Segment Start: The data

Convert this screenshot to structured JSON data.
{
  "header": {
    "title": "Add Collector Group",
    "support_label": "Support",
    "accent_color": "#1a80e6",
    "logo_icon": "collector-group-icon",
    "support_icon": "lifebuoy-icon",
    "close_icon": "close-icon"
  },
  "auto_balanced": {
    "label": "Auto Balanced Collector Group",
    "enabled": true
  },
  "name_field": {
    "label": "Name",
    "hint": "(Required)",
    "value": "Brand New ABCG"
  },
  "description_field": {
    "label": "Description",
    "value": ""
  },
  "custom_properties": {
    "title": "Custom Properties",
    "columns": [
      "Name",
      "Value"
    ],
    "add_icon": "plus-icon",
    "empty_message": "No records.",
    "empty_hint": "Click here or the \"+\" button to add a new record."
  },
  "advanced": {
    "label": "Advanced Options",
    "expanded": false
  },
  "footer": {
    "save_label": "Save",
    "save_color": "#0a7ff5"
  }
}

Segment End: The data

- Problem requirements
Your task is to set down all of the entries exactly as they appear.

- Your solution
Convert this screenshot to structured JSON data.
{
  "header": {
    "title": "Add Collector Group",
    "support_label": "Support",
    "accent_color": "#1a80e6",
    "logo_icon": "collector-group-icon",
    "support_icon": "lifebuoy-icon",
    "close_icon": "close-icon"
  },
  "auto_balanced": {
    "label": "Auto Balanced Collector Group",
    "enabled": true
  },
  "name_field": {
    "label": "Name",
    "hint": "(Required)",
    "value": "Brand New ABCG"
  },
  "description_field": {
    "label": "Description",
    "value": ""
  },
  "custom_properties": {
    "title": "Custom Properties",
    "columns": [
      "Name",
      "Value"
    ],
    "add_icon": "plus-icon",
    "empty_message": "No records.",
    "empty_hint": "Click here or the \"+\" button to add a new record."
  },
  "advanced": {
    "label": "Advanced Options",
    "expanded": false
  },
  "footer": {
    "save_label": "Save",
    "save_color": "#0a7ff5"
  }
}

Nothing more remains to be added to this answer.